“One thing is however certain, we will not sacrifice the future and chances of the APC on the ego or ambition of an individual. APC is a merger of many parties and the collective interest must and will prevail.
“Our worry again, is that developments like this could elicit a negative backlash against the party. But we will try our best to fight it through and with utmost discipline and unity,” he said.
Although a majority of the APC members were optimistic that the Abuja meeting last night would resolve the impasse, in the event that it failed, the THISDAY source reiterated that a dummy candidate might be submitted first to the Independent National Electoral Commission (INEC) to meet the December 18 deadline, while the party uses the 30 days grace period for the substitution of candidates to arrive at a running mate that will be acceptable to all.

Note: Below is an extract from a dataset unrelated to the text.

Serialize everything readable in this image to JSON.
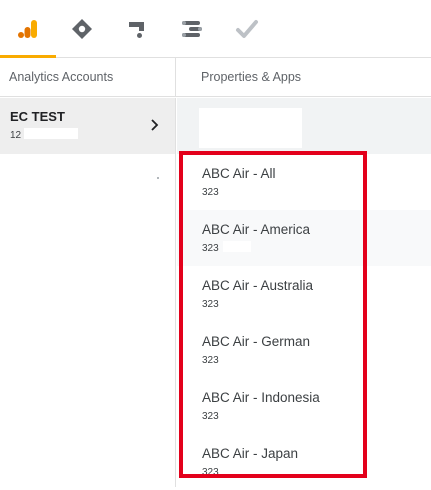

But in reaction to the backlash against Buhari for handing over the choice of his running mate to Tinubu, the former Lagos State governor, in a statement from his media office on Monday, said Buhari was in charge of his destiny and could not be described as anyone’s puppet.
The statement read: “General Buhari was selected by the APC national convention because of his qualities. He is a man of principle and commitment to the nation. His overriding concern is the wellbeing of Nigeria.
“A man of such principle and leadership presence cannot ever be a puppet. Those who claim he is a puppet do grave insult to an outstanding patriot and millions of Nigerians who support him.”
Tinubu said PDP would do better if they spent their time trying to fix their rickety ship after such dismal primaries than to cast stones at the APC’s more democratic and genuine process.
“They speak in this manner because they are afraid the APC will confront them with a ticket they cannot beat by fair means. We will do our own internal consultations and arrive at a ticket we believe is best suited to govern Nigeria.
“If they are so interested in who we pick, they are free to quit their bankrupt party and join the party that offers the best hope for this nation and its future,” he said.
Despite Tinubu’s statement, the presidency yesterday joined the PDP in its criticism of Buhari, describing his emergence as the standard bearer of the APC as a “fatal error”.
Senior Special Assistant to the President on Public Affairs, Dr. Doyin Okupe in an interview on Channels television, said the opposition party made a grave mistake at a time Nigerians were clamouring for development and a dissociation from anything or anyone that has anything to do with the country’s past.
“When Buhari emerged as the APC standard bearer, I knew that was a fatal error; it’s a fatal error because number one, Nigerians are looking for future development, you know, a disengagement from everything that has got to do with our past.
“You are looking at Major-General Buhari, Babangida, Abdulsalam, Obasanjo. These are very respectable elders and leaders who have done their best but they are a phase of our leadership that is passing off,” Okupe said.
Okupe, a member of the ruling PDP, said the opposition could not be talking about change with someone who would remind Nigerians of their gloomy history.
He said it was important to note that Nigerians needed to make a clear decision between having a transformation agenda that has worked and produced results and one which, he said, does not have vision.
“For APC to have now brought, you know, part of our past history that we are not so proud of and then they are talking about change. How can you make a change with somebody who was part of our problem?” he asked.
“We know that Nigerians are not stupid, you know, a clear decision will have to be taken between having an agenda – transformation agenda – that has worked, that has produced.
“And having listened to Buhari, who has spoken on about three occasions – at his declaration, at his inauguration, I mean, at his primary. And I have asked people and nobody can remember anything that Buhari has said.
“There is no vision. The only thing that has been told to us – not even by him but by other people – is that Buhari has integrity and he is honest and he is incorruptible, which are also not true,” he said.
“At the appropriate time, these issues will be taken up,” Okupe added.
- Culled from This Day